In Dec 2021, RBI released a press note stating everything was OK with RBL Bank. They clarified that RBL Bank is well-capitalized & in a strong position. They appointed Mr Yogesh Dayal as an Additional Director to support the bank in all regulatory & supervisory matters. RBI asked depositors and other stakeholders not to react to speculative reports that the bank’s financial health remains stable.
The numbers bear this out.
RBL’s balance sheet size is ₹1.06L crores. A deposit base of ₹79,007 crores and advances of ₹50,002 crores as of FY22. The bank has Tier 1 capital of ₹12,301 crores. They have a total investment of ₹22,274 crores across G-Secs, Bonds & other money market instruments.
The bank has strong liquidity of ₹34,575 crores, i.e. 44% of total deposits. The remaining 56% can be arranged from the sale of assets at a discount of 25%. In other words, even if 25% of the loans become toxic, the bank still will be in a position to honour all its depositors.
If required, the bank can raise approx 79,000 from its investments & sell assets to pay its depositors.
From the depositors’ perspective, things are stable. We don’t see significant risk with the bank.
In financials, perception breeds price. Cleaning up a bank and improving book quality is an arduous task. It may take years before meaningful improvements, if and when they happen, get noticed. In short, it depends on whether “the worst is over”, which no one can say just yet.
Long-term investors will need to keep a close eye on both fundamentals & technicals of the bank. With the kind of handholding & monitoring from RBI, things should slowly start to move in the right direction. A few quarters of balance sheet cleaning may be left before they return to growth.
Two recent instances
In Dec 2018, Capital First NBFC was merged with IDFC Bank to form IDFC First Bank. Mr V. Vaidyanathan was the new MD & CEO of the merged entity. Considering his experience at ICICI Bank & how he turned around Capital First (erstwhile Future Capital), the market was bullish on the stock. Yet, three years later, he is still dealing with legacy loans. The market hasn’t given a premium to the bank yet.
Another infamous example was Yes bank. Mr Ravneet Gill joined Yes Bank with a commitment to revive it. Fifteen months later, he exits the bank as RBI had suspended the board. His task remains unfinished to date.
As of now, both these banks are stable. Asset quality has been improving, albeit slowly. Stock prices, however, haven’t shown strength.
For existing long-term investors, till the perception of the bank changes, reconsider total allocation to the stock and ensure it is within reasonable limits. Read Commonsense Position-sizing for investors. Avoid averaging down to reduce your buy price. If you choose to stay invested, knowing that the price might not recover for a while, consider a trailing stop loss to prevent further erosion to the portfolio.

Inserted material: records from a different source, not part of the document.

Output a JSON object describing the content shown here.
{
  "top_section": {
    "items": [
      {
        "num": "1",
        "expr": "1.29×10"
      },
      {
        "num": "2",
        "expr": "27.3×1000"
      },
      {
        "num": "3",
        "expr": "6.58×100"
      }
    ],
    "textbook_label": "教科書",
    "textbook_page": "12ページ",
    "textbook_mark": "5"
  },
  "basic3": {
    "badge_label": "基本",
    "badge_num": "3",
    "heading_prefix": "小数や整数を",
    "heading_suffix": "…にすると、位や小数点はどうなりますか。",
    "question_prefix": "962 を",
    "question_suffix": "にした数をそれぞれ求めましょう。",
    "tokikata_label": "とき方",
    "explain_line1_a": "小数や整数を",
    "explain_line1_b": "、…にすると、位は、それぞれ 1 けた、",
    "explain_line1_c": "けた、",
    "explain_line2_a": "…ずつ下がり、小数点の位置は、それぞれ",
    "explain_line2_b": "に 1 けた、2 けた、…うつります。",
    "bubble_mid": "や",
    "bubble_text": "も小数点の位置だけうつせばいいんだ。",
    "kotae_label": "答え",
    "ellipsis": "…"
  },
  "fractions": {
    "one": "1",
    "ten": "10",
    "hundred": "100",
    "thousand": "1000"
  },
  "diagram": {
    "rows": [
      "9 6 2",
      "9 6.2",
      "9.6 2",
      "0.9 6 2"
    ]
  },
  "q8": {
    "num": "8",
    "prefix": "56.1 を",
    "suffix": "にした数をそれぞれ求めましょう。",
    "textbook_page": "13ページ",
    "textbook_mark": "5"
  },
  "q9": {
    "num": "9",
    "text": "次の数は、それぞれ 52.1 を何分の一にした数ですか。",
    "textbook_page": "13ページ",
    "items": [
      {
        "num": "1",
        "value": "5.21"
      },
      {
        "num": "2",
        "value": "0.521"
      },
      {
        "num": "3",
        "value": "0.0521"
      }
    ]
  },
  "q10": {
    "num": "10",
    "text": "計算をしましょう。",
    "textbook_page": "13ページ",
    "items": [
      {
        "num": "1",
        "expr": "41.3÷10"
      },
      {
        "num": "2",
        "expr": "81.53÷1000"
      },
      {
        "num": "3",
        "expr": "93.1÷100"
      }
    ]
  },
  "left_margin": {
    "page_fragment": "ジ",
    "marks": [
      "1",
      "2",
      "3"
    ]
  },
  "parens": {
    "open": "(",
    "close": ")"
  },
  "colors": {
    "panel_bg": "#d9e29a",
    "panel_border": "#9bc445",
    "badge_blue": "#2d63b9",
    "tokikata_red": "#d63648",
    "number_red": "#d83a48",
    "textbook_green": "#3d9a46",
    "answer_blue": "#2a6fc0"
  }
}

How about fresh positions in the stock?
Not yet. For the reasons mentioned above, not until clear signs of improvement to the underlying business and, importantly, perception is evident.
The stock is currently trading at 0.4X book (other mid-size banks with better asset quality are at 1.5X to 2.5X book). The bank is leveraged at 11.5 times. In has to go for a fundraise soon to bring down leverage & prepare for further write-offs.
We’d refrain from trying to catch the bottom in RBL Bank stock.
Our piece on Yes Bank from 2019: Are Yes Bank deposits safe, will the stock price recover?
This article is for information only and should not be considered a recommendation to buy or sell any stocks.